At the time of its introduction at the Los Angeles Auto Show in 2011, the CX-5 team at Mazda seemed to have checked all of the boxes: Attractive sheetmetal, competitive utility, the goodness of a Mazda platform and – new to Mazda – efficiency fully competitive with anything in the segment. We said as much in our ‘opening’ remarks, noting the EPA estimate of 25 City/32 Highway for the 2013 CX-5 (front-wheel drive automatic) was considerably better than that delivered by the segment leaders, Honda CR-V, Toyota RAV4, and Ford Escape. Notably, it was even better than Ford’s Escape Hybrid.

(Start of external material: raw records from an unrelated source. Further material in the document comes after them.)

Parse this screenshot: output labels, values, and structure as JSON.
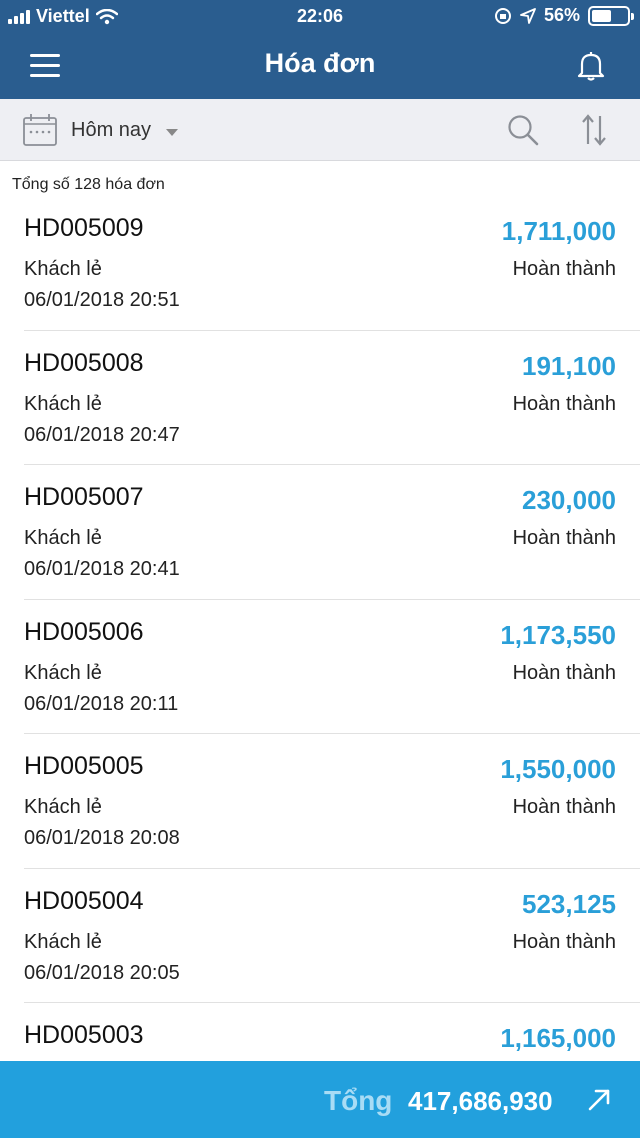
{
  "status_bar": {
    "carrier": "Viettel",
    "time": "22:06",
    "battery": "56%",
    "battery_level": 0.56
  },
  "nav": {
    "title": "Hóa đơn"
  },
  "filter": {
    "date_range": "Hôm nay"
  },
  "summary": {
    "count_text": "Tổng số 128 hóa đơn"
  },
  "invoices": [
    {
      "code": "HD005009",
      "amount": "1,711,000",
      "customer": "Khách lẻ",
      "status": "Hoàn thành",
      "datetime": "06/01/2018 20:51"
    },
    {
      "code": "HD005008",
      "amount": "191,100",
      "customer": "Khách lẻ",
      "status": "Hoàn thành",
      "datetime": "06/01/2018 20:47"
    },
    {
      "code": "HD005007",
      "amount": "230,000",
      "customer": "Khách lẻ",
      "status": "Hoàn thành",
      "datetime": "06/01/2018 20:41"
    },
    {
      "code": "HD005006",
      "amount": "1,173,550",
      "customer": "Khách lẻ",
      "status": "Hoàn thành",
      "datetime": "06/01/2018 20:11"
    },
    {
      "code": "HD005005",
      "amount": "1,550,000",
      "customer": "Khách lẻ",
      "status": "Hoàn thành",
      "datetime": "06/01/2018 20:08"
    },
    {
      "code": "HD005004",
      "amount": "523,125",
      "customer": "Khách lẻ",
      "status": "Hoàn thành",
      "datetime": "06/01/2018 20:05"
    },
    {
      "code": "HD005003",
      "amount": "1,165,000",
      "customer": "",
      "status": "",
      "datetime": ""
    }
  ],
  "footer": {
    "total_label": "Tổng",
    "total_value": "417,686,930"
  },
  "colors": {
    "header_bg": "#2a5d8f",
    "amount": "#2a9fd8",
    "footer_bg": "#22a0dd"
  },
  "icons": {
    "menu": "hamburger-menu-icon",
    "bell": "bell-icon",
    "calendar": "calendar-icon",
    "search": "search-icon",
    "sort": "sort-arrows-icon",
    "expand": "arrow-up-right-icon"
  }
}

Of course, we also assumed the CX-5 included a responsive powertrain (you know, Zoom-Zoom?). And while the 2.0 liter in the 2013 CX-5 certainly has enough urge to get out of its own way, some reviews likened it to Snooze-Snooze. Its 155 horsepower and 150 lb-ft of torque were perfect for the smaller/lighter Mazda3, but for some this powertrain seemed overworked by the bigger bulk of the CX-5. For those nodding off at the wheel, the 2014 CX-5 provides the perfect pick-me-up: 2.5 liters of SkyActiv 4-cylinder, delivering 184 horsepower (an increase of 19%) and 185 lb-ft of torque (up 23%, at a low 3,250 rpm). Oh-so-easily, the new 2.5 puts the ‘Activ’ in Mazda’s SkyActiv menu of enhancements.

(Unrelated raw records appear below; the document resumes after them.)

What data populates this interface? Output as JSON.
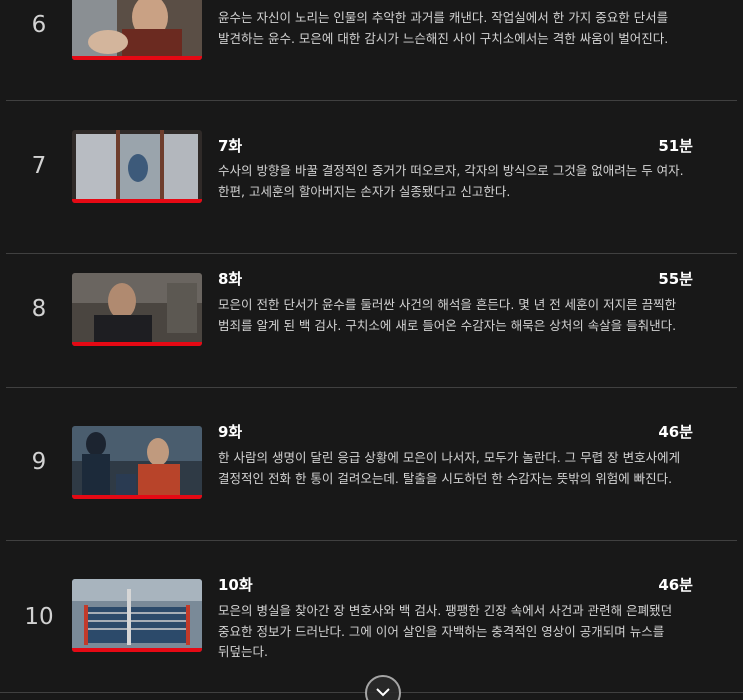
{
  "episodes": [
    {
      "index": "6",
      "title": "",
      "duration": "",
      "synopsis": "윤수는 자신이 노리는 인물의 추악한 과거를 캐낸다. 작업실에서 한 가지 중요한 단서를 발견하는 윤수. 모은에 대한 감시가 느슨해진 사이 구치소에서는 격한 싸움이 벌어진다.",
      "progress": 1.0
    },
    {
      "index": "7",
      "title": "7화",
      "duration": "51분",
      "synopsis": "수사의 방향을 바꿀 결정적인 증거가 떠오르자, 각자의 방식으로 그것을 없애려는 두 여자. 한편, 고세훈의 할아버지는 손자가 실종됐다고 신고한다.",
      "progress": 1.0
    },
    {
      "index": "8",
      "title": "8화",
      "duration": "55분",
      "synopsis": "모은이 전한 단서가 윤수를 둘러싼 사건의 해석을 흔든다. 몇 년 전 세훈이 저지른 끔찍한 범죄를 알게 된 백 검사. 구치소에 새로 들어온 수감자는 해묵은 상처의 속살을 들춰낸다.",
      "progress": 1.0
    },
    {
      "index": "9",
      "title": "9화",
      "duration": "46분",
      "synopsis": "한 사람의 생명이 달린 응급 상황에 모은이 나서자, 모두가 놀란다. 그 무렵 장 변호사에게 결정적인 전화 한 통이 걸려오는데. 탈출을 시도하던 한 수감자는 뜻밖의 위험에 빠진다.",
      "progress": 1.0
    },
    {
      "index": "10",
      "title": "10화",
      "duration": "46분",
      "synopsis": "모은의 병실을 찾아간 장 변호사와 백 검사. 팽팽한 긴장 속에서 사건과 관련해 은폐됐던 중요한 정보가 드러난다. 그에 이어 살인을 자백하는 충격적인 영상이 공개되며 뉴스를 뒤덮는다.",
      "progress": 1.0
    }
  ],
  "colors": {
    "background": "#181818",
    "progress_fill": "#e50914",
    "divider": "#404040"
  },
  "expand_icon": "chevron-down-icon"
}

In point of fact, the drivetrain – when matched with the standard 6-speed automatic and front-wheel drive – offers an absolutely superlative combo of responsiveness and efficiency. The CX-5 has an urge the early 2.0 liter could only hope for, going about its business – whether stop-and-go or merging into the fast-and-furious freeway – with an alacrity that belies the Mazda’s modest price point. And in a mix of blustery in-town driving with passive/aggressive highway speeds, we achieved a real-world average of 25 miles per gallon. We know we could have done better, but also knew we didn’t have to…
The balance of the 2014 CX-5 is largely unchanged; the only real differential is that we’ve now had a year to assimilate the new sheetmetal. And it’s sheetmetal we like, incorporating Mazda’s new corporate design philosophy, KODO, or ‘Soul of Motion’. This is in stark contrast to the previous design philosophy (still in evidence on the Mazda3 and Mazda5), which some wags have dubbed KODON’T. We wish the CX-5’s front overhang might be shortened, but on the street and in traffic the CX-5 equates itself well, and reflects a design dictum which should age very well.
Inside, we like the clear analog instrumentation, the diameter of the leather-wrapped wheel and the oh-so-intuitive operation of audio and ventilation controls. And the seating is first rate, although the shape of the sport-type buckets may put off the overly wide (side bolsters are aggressive) or overtly short (knee support is kinda’ longish). We’d ask for a cupholder on the doors accommodating more than a cup – a map pocket or stuff holder would be a nice expansion of the basic concept. Our Touring edition was mid-level, above the entry-level Sport but south of the upmarket Grand Touring. And its $25K MSRP hits – we think – the sweetspot in the CUV segment, costing little more than a well-equipped Mazda3 or Civic.
In sum, we think the addition of more ponies (usable horsepower and torque) is exactly what Dr. Zoom would have wanted. It isn’t the MazdaSpeed edition of the CX-5, but 184 real horsepower may have rendered that idea effectively moot.